> _Web page and app entries_
□ □ □ □ □
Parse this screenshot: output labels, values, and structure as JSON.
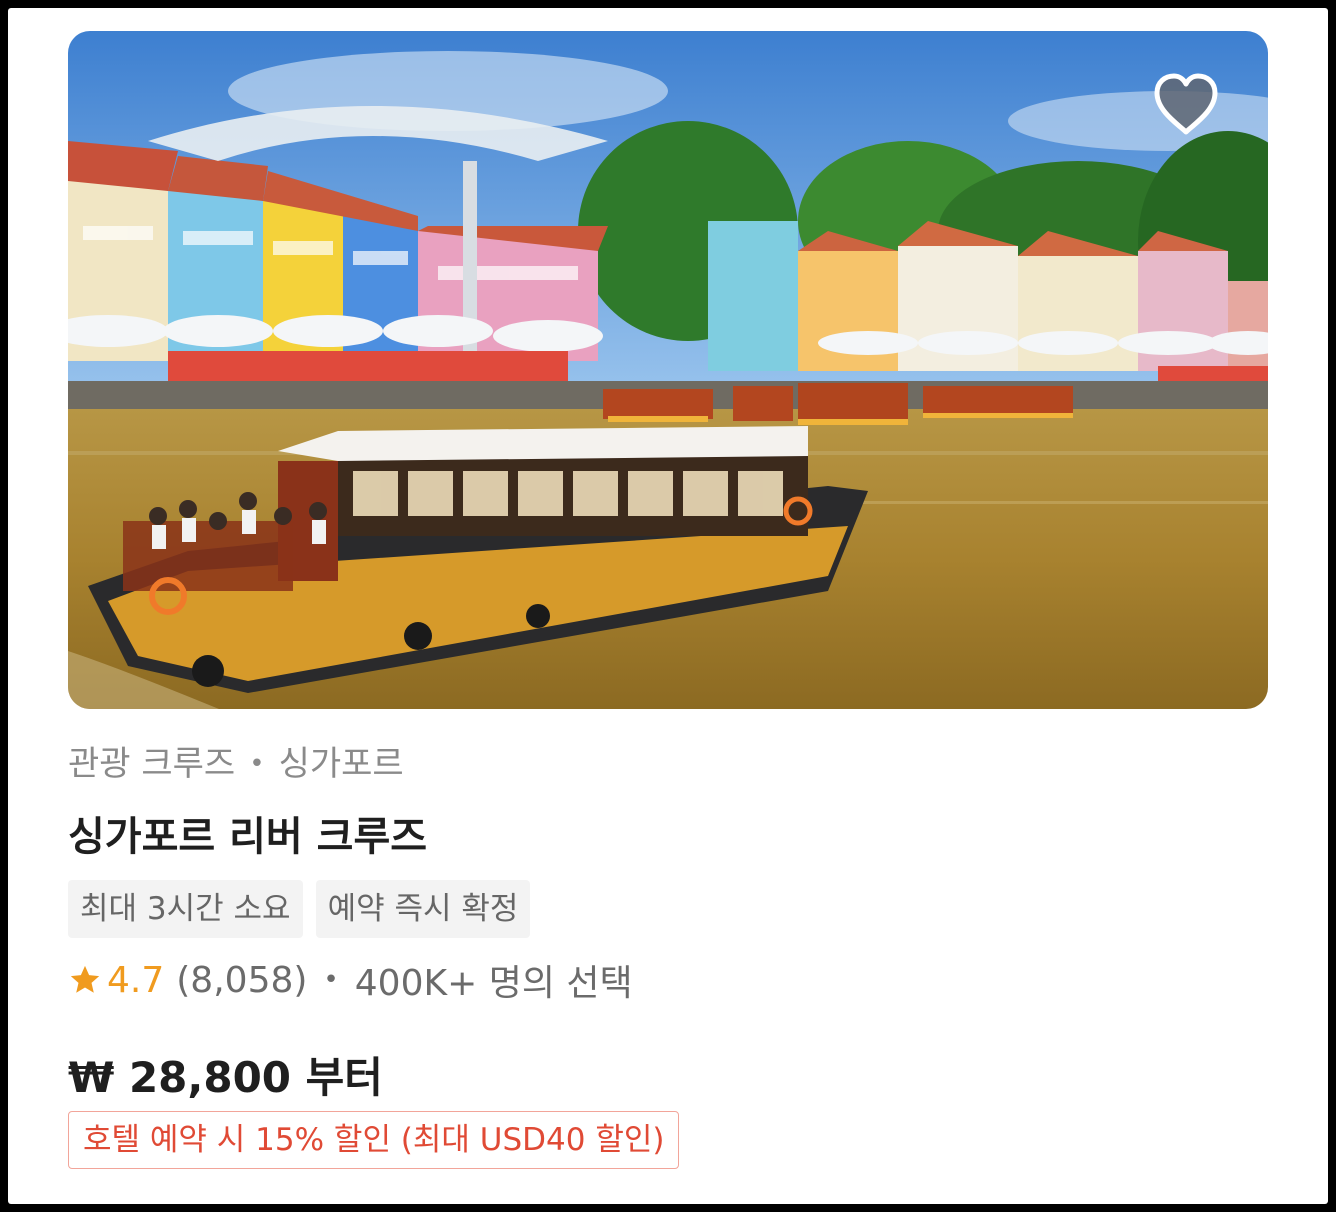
{
  "image": {
    "description_icon": "river-cruise-photo"
  },
  "favorite": {
    "icon": "heart-icon",
    "fill": "#5f6672",
    "stroke": "#ffffff"
  },
  "meta": {
    "category": "관광 크루즈",
    "separator": "•",
    "location": "싱가포르"
  },
  "title": "싱가포르 리버 크루즈",
  "tags": [
    {
      "label": "최대 3시간 소요"
    },
    {
      "label": "예약 즉시 확정"
    }
  ],
  "rating": {
    "star_icon": "star-icon",
    "score": "4.7",
    "count": "(8,058)",
    "separator": "•",
    "popularity": "400K+ 명의 선택"
  },
  "price": {
    "text": "₩ 28,800 부터"
  },
  "promo": {
    "text": "호텔 예약 시 15% 할인 (최대 USD40 할인)"
  },
  "colors": {
    "accent_star": "#f09b1f",
    "promo_red": "#e04a35",
    "promo_border": "#f2a59a"
  }
}
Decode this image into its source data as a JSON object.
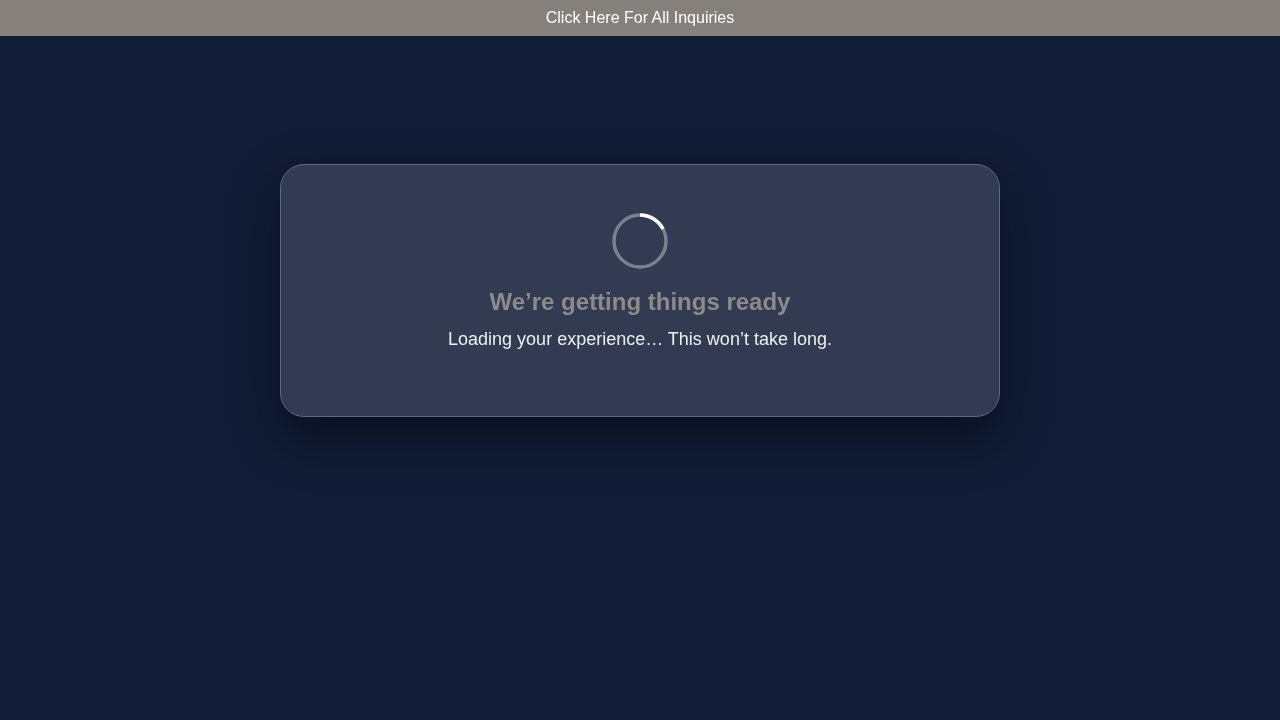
{
  "top_bar": {
    "link": "Click Here For All Inquiries"
  },
  "card": {
    "title": "We’re getting things ready",
    "message": "Loading your experience… This won’t take long."
  }
}
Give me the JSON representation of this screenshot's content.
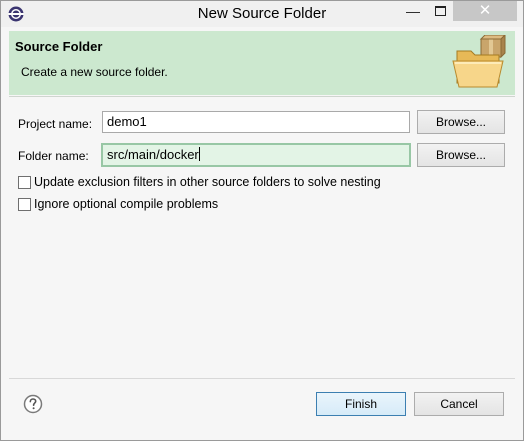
{
  "window": {
    "title": "New Source Folder",
    "minimize_glyph": "—",
    "close_glyph": "✕"
  },
  "banner": {
    "title": "Source Folder",
    "description": "Create a new source folder.",
    "icon": "folder-package-icon"
  },
  "form": {
    "project_name_label": "Project name:",
    "project_name_value": "demo1",
    "folder_name_label": "Folder name:",
    "folder_name_value": "src/main/docker",
    "browse_label": "Browse...",
    "options": [
      {
        "label": "Update exclusion filters in other source folders to solve nesting",
        "checked": false
      },
      {
        "label": "Ignore optional compile problems",
        "checked": false
      }
    ]
  },
  "footer": {
    "help_icon": "help-icon",
    "finish_label": "Finish",
    "cancel_label": "Cancel"
  },
  "colors": {
    "banner_bg": "#cce8cf",
    "focused_input_bg": "#e3f4e6",
    "default_button_border": "#3c7fb1"
  }
}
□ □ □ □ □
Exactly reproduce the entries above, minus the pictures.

> _RESPONSE AREA_
Parse this screenshot: output labels, values, and structure as JSON.
{
  "image": {
    "description_icon": "river-cruise-photo"
  },
  "favorite": {
    "icon": "heart-icon",
    "fill": "#5f6672",
    "stroke": "#ffffff"
  },
  "meta": {
    "category": "관광 크루즈",
    "separator": "•",
    "location": "싱가포르"
  },
  "title": "싱가포르 리버 크루즈",
  "tags": [
    {
      "label": "최대 3시간 소요"
    },
    {
      "label": "예약 즉시 확정"
    }
  ],
  "rating": {
    "star_icon": "star-icon",
    "score": "4.7",
    "count": "(8,058)",
    "separator": "•",
    "popularity": "400K+ 명의 선택"
  },
  "price": {
    "text": "₩ 28,800 부터"
  },
  "promo": {
    "text": "호텔 예약 시 15% 할인 (최대 USD40 할인)"
  },
  "colors": {
    "accent_star": "#f09b1f",
    "promo_red": "#e04a35",
    "promo_border": "#f2a59a"
  }
}
Decode this image into its source data as a JSON object.
{
  "top_bar": {
    "link": "Click Here For All Inquiries"
  },
  "card": {
    "title": "We’re getting things ready",
    "message": "Loading your experience… This won’t take long."
  }
}
Give me the JSON representation of this screenshot's content.
{
  "window": {
    "title": "New Source Folder",
    "minimize_glyph": "—",
    "close_glyph": "✕"
  },
  "banner": {
    "title": "Source Folder",
    "description": "Create a new source folder.",
    "icon": "folder-package-icon"
  },
  "form": {
    "project_name_label": "Project name:",
    "project_name_value": "demo1",
    "folder_name_label": "Folder name:",
    "folder_name_value": "src/main/docker",
    "browse_label": "Browse...",
    "options": [
      {
        "label": "Update exclusion filters in other source folders to solve nesting",
        "checked": false
      },
      {
        "label": "Ignore optional compile problems",
        "checked": false
      }
    ]
  },
  "footer": {
    "help_icon": "help-icon",
    "finish_label": "Finish",
    "cancel_label": "Cancel"
  },
  "colors": {
    "banner_bg": "#cce8cf",
    "focused_input_bg": "#e3f4e6",
    "default_button_border": "#3c7fb1"
  }
}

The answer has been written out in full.